Doctors Split on Avastin for Breast Cancer, Survey Says

An international survey of cancer doctors shows many question U.S. health advisers' 2010 rejection of Roche's drug Avastin to treat advanced breast cancer.

The small survey, published in the journal Cancer, shows almost half of the respondents would continue to use the drug under certain circumstances regardless of the final decision from the Food and Drug Administration.

"The controversy surrounding the FDAs decision on possibly withdrawing bevacizumab (Avastin's generic name) from its indication for use among women with (metastatic breast cancer) was felt across the globe," said Dr. Shaheenah Dawood, the survey's lead author, in an e-mail to Reuters Health.

Once thought to slow advanced, or metastatic, breast cancer by almost six months, more recent studies show Avastin only slowed the disease by two to three months.

The new numbers coupled with side effects, including ulcers in the stomach and intestines and blood clots, led an independent panel to reaffirm the FDA's proposal in June.

FDA commissioner Margaret Hamburg has yet to finalize the decision, but some insurers have already decided to stop paying for the $8,000-a-month drug.

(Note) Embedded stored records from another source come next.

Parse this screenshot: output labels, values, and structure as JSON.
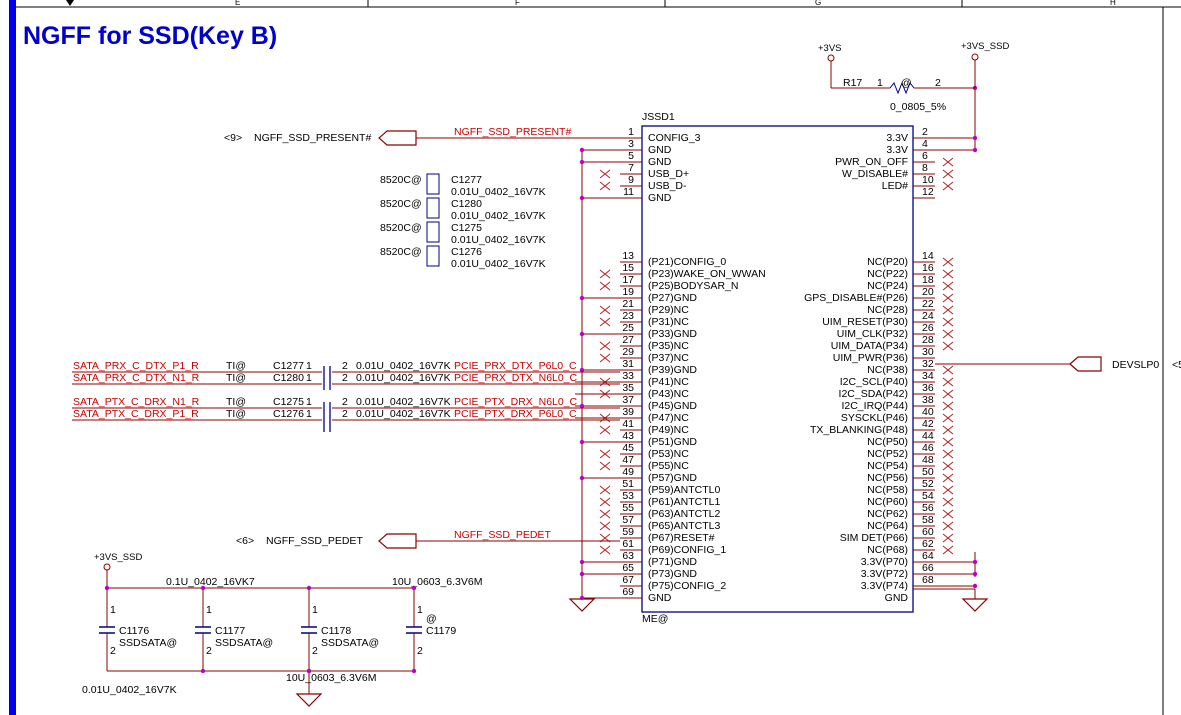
{
  "sheet_title": "NGFF for SSD(Key B)",
  "colors": {
    "wire": "#8b0000",
    "body": "#000080",
    "dot": "#c000c0",
    "noconnect": "#b22222",
    "netlabel": "#cc0000"
  },
  "border_columns": [
    "E",
    "F",
    "G",
    "H"
  ],
  "connector": {
    "ref": "JSSD1",
    "bottom_label": "ME@",
    "left_pins": [
      {
        "num": "1",
        "name": "CONFIG_3"
      },
      {
        "num": "3",
        "name": "GND"
      },
      {
        "num": "5",
        "name": "GND"
      },
      {
        "num": "7",
        "name": "USB_D+"
      },
      {
        "num": "9",
        "name": "USB_D-"
      },
      {
        "num": "11",
        "name": "GND"
      },
      {
        "num": "13",
        "name": "(P21)CONFIG_0"
      },
      {
        "num": "15",
        "name": "(P23)WAKE_ON_WWAN"
      },
      {
        "num": "17",
        "name": "(P25)BODYSAR_N"
      },
      {
        "num": "19",
        "name": "(P27)GND"
      },
      {
        "num": "21",
        "name": "(P29)NC"
      },
      {
        "num": "23",
        "name": "(P31)NC"
      },
      {
        "num": "25",
        "name": "(P33)GND"
      },
      {
        "num": "27",
        "name": "(P35)NC"
      },
      {
        "num": "29",
        "name": "(P37)NC"
      },
      {
        "num": "31",
        "name": "(P39)GND"
      },
      {
        "num": "33",
        "name": "(P41)NC"
      },
      {
        "num": "35",
        "name": "(P43)NC"
      },
      {
        "num": "37",
        "name": "(P45)GND"
      },
      {
        "num": "39",
        "name": "(P47)NC"
      },
      {
        "num": "41",
        "name": "(P49)NC"
      },
      {
        "num": "43",
        "name": "(P51)GND"
      },
      {
        "num": "45",
        "name": "(P53)NC"
      },
      {
        "num": "47",
        "name": "(P55)NC"
      },
      {
        "num": "49",
        "name": "(P57)GND"
      },
      {
        "num": "51",
        "name": "(P59)ANTCTL0"
      },
      {
        "num": "53",
        "name": "(P61)ANTCTL1"
      },
      {
        "num": "55",
        "name": "(P63)ANTCTL2"
      },
      {
        "num": "57",
        "name": "(P65)ANTCTL3"
      },
      {
        "num": "59",
        "name": "(P67)RESET#"
      },
      {
        "num": "61",
        "name": "(P69)CONFIG_1"
      },
      {
        "num": "63",
        "name": "(P71)GND"
      },
      {
        "num": "65",
        "name": "(P73)GND"
      },
      {
        "num": "67",
        "name": "(P75)CONFIG_2"
      },
      {
        "num": "69",
        "name": "GND"
      }
    ],
    "right_pins": [
      {
        "num": "2",
        "name": "3.3V"
      },
      {
        "num": "4",
        "name": "3.3V"
      },
      {
        "num": "6",
        "name": "PWR_ON_OFF"
      },
      {
        "num": "8",
        "name": "W_DISABLE#"
      },
      {
        "num": "10",
        "name": "LED#"
      },
      {
        "num": "12",
        "name": ""
      },
      {
        "num": "14",
        "name": "NC(P20)"
      },
      {
        "num": "16",
        "name": "NC(P22)"
      },
      {
        "num": "18",
        "name": "NC(P24)"
      },
      {
        "num": "20",
        "name": "GPS_DISABLE#(P26)"
      },
      {
        "num": "22",
        "name": "NC(P28)"
      },
      {
        "num": "24",
        "name": "UIM_RESET(P30)"
      },
      {
        "num": "26",
        "name": "UIM_CLK(P32)"
      },
      {
        "num": "28",
        "name": "UIM_DATA(P34)"
      },
      {
        "num": "30",
        "name": "UIM_PWR(P36)"
      },
      {
        "num": "32",
        "name": "NC(P38)"
      },
      {
        "num": "34",
        "name": "I2C_SCL(P40)"
      },
      {
        "num": "36",
        "name": "I2C_SDA(P42)"
      },
      {
        "num": "38",
        "name": "I2C_IRQ(P44)"
      },
      {
        "num": "40",
        "name": "SYSCKL(P46)"
      },
      {
        "num": "42",
        "name": "TX_BLANKING(P48)"
      },
      {
        "num": "44",
        "name": "NC(P50)"
      },
      {
        "num": "46",
        "name": "NC(P52)"
      },
      {
        "num": "48",
        "name": "NC(P54)"
      },
      {
        "num": "50",
        "name": "NC(P56)"
      },
      {
        "num": "52",
        "name": "NC(P58)"
      },
      {
        "num": "54",
        "name": "NC(P60)"
      },
      {
        "num": "56",
        "name": "NC(P62)"
      },
      {
        "num": "58",
        "name": "NC(P64)"
      },
      {
        "num": "60",
        "name": "SIM DET(P66)"
      },
      {
        "num": "62",
        "name": "NC(P68)"
      },
      {
        "num": "64",
        "name": "3.3V(P70)"
      },
      {
        "num": "66",
        "name": "3.3V(P72)"
      },
      {
        "num": "68",
        "name": "3.3V(P74)"
      },
      {
        "num": "",
        "name": "GND"
      }
    ]
  },
  "power": {
    "plus3vs": "+3VS",
    "plus3vs_ssd": "+3VS_SSD",
    "plus3vs_ssd_bottom": "+3VS_SSD"
  },
  "resistor": {
    "ref": "R17",
    "pin1": "1",
    "pin2": "2",
    "mark": "@",
    "value": "0_0805_5%"
  },
  "offpage": {
    "present": {
      "ref": "<9>",
      "net": "NGFF_SSD_PRESENT#",
      "wire_label": "NGFF_SSD_PRESENT#"
    },
    "pedet": {
      "ref": "<6>",
      "net": "NGFF_SSD_PEDET",
      "wire_label": "NGFF_SSD_PEDET"
    },
    "devslp": {
      "net": "DEVSLP0",
      "ref": "<5"
    }
  },
  "cap_legend": [
    {
      "opt": "8520C@",
      "ref": "C1277",
      "value": "0.01U_0402_16V7K"
    },
    {
      "opt": "8520C@",
      "ref": "C1280",
      "value": "0.01U_0402_16V7K"
    },
    {
      "opt": "8520C@",
      "ref": "C1275",
      "value": "0.01U_0402_16V7K"
    },
    {
      "opt": "8520C@",
      "ref": "C1276",
      "value": "0.01U_0402_16V7K"
    }
  ],
  "sata_rows": [
    {
      "left_net": "SATA_PRX_C_DTX_P1_R",
      "opt": "TI@",
      "ref": "C1277",
      "p1": "1",
      "p2": "2",
      "value": "0.01U_0402_16V7K",
      "right_net": "PCIE_PRX_DTX_P6L0_C"
    },
    {
      "left_net": "SATA_PRX_C_DTX_N1_R",
      "opt": "TI@",
      "ref": "C1280",
      "p1": "1",
      "p2": "2",
      "value": "0.01U_0402_16V7K",
      "right_net": "PCIE_PRX_DTX_N6L0_C"
    },
    {
      "left_net": "SATA_PTX_C_DRX_N1_R",
      "opt": "TI@",
      "ref": "C1275",
      "p1": "1",
      "p2": "2",
      "value": "0.01U_0402_16V7K",
      "right_net": "PCIE_PTX_DRX_N6L0_C"
    },
    {
      "left_net": "SATA_PTX_C_DRX_P1_R",
      "opt": "TI@",
      "ref": "C1276",
      "p1": "1",
      "p2": "2",
      "value": "0.01U_0402_16V7K",
      "right_net": "PCIE_PTX_DRX_P6L0_C"
    }
  ],
  "decoupling": {
    "rail": "+3VS_SSD",
    "top_value_left": "0.1U_0402_16VK7",
    "top_value_right": "10U_0603_6.3V6M",
    "bottom_value_left": "0.01U_0402_16V7K",
    "bottom_value_right": "10U_0603_6.3V6M",
    "caps": [
      {
        "ref": "C1176",
        "opt": "SSDSATA@",
        "p1": "1",
        "p2": "2"
      },
      {
        "ref": "C1177",
        "opt": "SSDSATA@",
        "p1": "1",
        "p2": "2"
      },
      {
        "ref": "C1178",
        "opt": "SSDSATA@",
        "p1": "1",
        "p2": "2"
      },
      {
        "ref": "C1179",
        "opt": "@",
        "p1": "1",
        "p2": "2"
      }
    ]
  }
}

Others, including the federal Centers for Medicare and Medicaid Services, announced they will continue to cover the drug regardless of the FDA's decision.

Avastin's use for lung, kidney and brain cancers hasn't been challenged.

Dawood, of Dubai Hospital in United Arab Emirates, and her colleagues sent the survey to about 3,000 cancer doctors. Only 564 responded, however, limiting how representative the new findings are.

More than four out of 10 doctors said they would continue to use the drug under certain circumstances even if the FDA rejected it, and eight percent said, "of course I will use it."
A fifth of the respondents said they would not use the drug at all, and nine percent said they would be reluctant to use it.

"In the ideal world, I would like the ability to prescribe Avastin for my patients," said Dr. Eric Winer, director of the Breast Oncology Center at the Dana-Farber Cancer Institute in Boston. "However, I don't think this is a huge travesty if it's not available."

Winer said he has cut back on using Avastin in his own center, but said he did it independently of the FDA's proposal.

"Like the panel we were paying attention to the data coming out from other clinical trials," Winer told Reuters Health.

Although the FDA does not consider cost in its decisions, 78 percent of respondents thought it did. Even more thought the FDA's decision might open the door to the evaluation of other drugs.

The survey was conducted through the United Arab Emirates Cancer Congress. Dawood received honoraria from Roche, Avastin's manufacturer, but she said it was not connected to the survey.